Kenyan Brigid Kosgei broke Paula Radcliffe's women's marathon world record when she ran two hours, 14 minutes and 4 seconds at the Chicago Marathon on Sunday.
Kosgei broke the mark of 2:15:25 set by Radcliffe in the London Marathon on April 13, 2003 as she won in Chicago for the second straight year.
In an incredible week for competitive running, it comes just a day after fellow Kenyan Eliud Kipchoge made history as first person to run sub two-hour marathon.
"I was not expecting to run like this," Kosgei said. "They [spectators] were cheering, cheering and I got more energy to keep faster."
Kosgei, the 25-year-old who won the London Marathon in April and clocked the fastest half-marathon in history this year of 1:04:28, quickly separated herself from the women's field as she ran with two male pace-setters.
She crossed the finish line alone, with Ethiopians Ababel Yeshaneh and Gelete Burka a distant second and third in 2:20:51 and 2:20:55.
Radcliffe was on hand to witness the fall of her record. "When I saw how fast Brigid was running in the first part of the race, if she was able to hold that together, she was always going to beat the time," she said.
Kenya's Lawrence Cherono won a men's race that came down to the wire in 2:05:45 – barely edging Ethiopia's Dejene Debela who was second in 2:05:46 with Ethiopian Asefa Mengstu third in 2:05:48.
Last year's winner, Mo Farah of Britain, finished a distant eighth in 2:09:58.
The race was the first for Farah since his former coach Alberto Salazar was banned from the sport for four years by the U.S. Anti-Doping Agency for “orchestrating and facilitating prohibited doping conduct”,
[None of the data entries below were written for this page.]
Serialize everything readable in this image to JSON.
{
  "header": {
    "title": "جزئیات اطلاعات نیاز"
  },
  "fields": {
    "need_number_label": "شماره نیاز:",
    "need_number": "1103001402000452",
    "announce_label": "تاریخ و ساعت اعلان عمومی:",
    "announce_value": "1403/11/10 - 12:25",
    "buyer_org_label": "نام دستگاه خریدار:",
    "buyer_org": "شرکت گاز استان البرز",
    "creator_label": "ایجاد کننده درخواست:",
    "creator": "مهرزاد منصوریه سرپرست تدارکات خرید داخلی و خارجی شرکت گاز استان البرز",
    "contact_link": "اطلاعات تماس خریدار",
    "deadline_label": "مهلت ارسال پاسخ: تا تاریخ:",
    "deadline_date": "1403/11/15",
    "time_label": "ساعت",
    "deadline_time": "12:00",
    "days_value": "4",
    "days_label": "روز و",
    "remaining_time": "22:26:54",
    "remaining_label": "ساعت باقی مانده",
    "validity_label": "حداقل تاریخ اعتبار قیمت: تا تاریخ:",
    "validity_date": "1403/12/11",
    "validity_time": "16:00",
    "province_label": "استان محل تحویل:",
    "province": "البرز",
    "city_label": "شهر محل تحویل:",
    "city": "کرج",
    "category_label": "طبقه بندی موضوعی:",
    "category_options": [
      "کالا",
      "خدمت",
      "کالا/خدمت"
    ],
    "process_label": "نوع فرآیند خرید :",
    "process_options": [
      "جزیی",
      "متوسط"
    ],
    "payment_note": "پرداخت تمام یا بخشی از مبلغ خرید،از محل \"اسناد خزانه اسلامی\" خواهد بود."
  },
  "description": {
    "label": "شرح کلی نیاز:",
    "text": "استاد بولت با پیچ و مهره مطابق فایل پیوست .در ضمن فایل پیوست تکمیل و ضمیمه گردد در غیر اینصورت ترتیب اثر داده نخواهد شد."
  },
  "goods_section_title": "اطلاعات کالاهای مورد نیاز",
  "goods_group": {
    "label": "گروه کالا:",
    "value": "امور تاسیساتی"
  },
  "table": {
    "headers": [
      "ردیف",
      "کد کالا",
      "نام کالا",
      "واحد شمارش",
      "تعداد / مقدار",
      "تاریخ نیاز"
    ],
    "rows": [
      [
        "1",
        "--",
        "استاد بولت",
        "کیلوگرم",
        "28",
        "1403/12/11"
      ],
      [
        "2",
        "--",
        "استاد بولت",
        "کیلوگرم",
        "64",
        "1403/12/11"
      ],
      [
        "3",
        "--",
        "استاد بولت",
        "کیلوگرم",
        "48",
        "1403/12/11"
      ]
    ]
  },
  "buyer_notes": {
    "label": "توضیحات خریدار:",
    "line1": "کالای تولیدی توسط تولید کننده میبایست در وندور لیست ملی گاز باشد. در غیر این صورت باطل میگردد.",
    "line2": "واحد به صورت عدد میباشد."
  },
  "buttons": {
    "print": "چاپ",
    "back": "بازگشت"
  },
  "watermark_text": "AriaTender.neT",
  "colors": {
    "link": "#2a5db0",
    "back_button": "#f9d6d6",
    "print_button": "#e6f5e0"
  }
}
Salazar has said he plans to appeal against the ruling.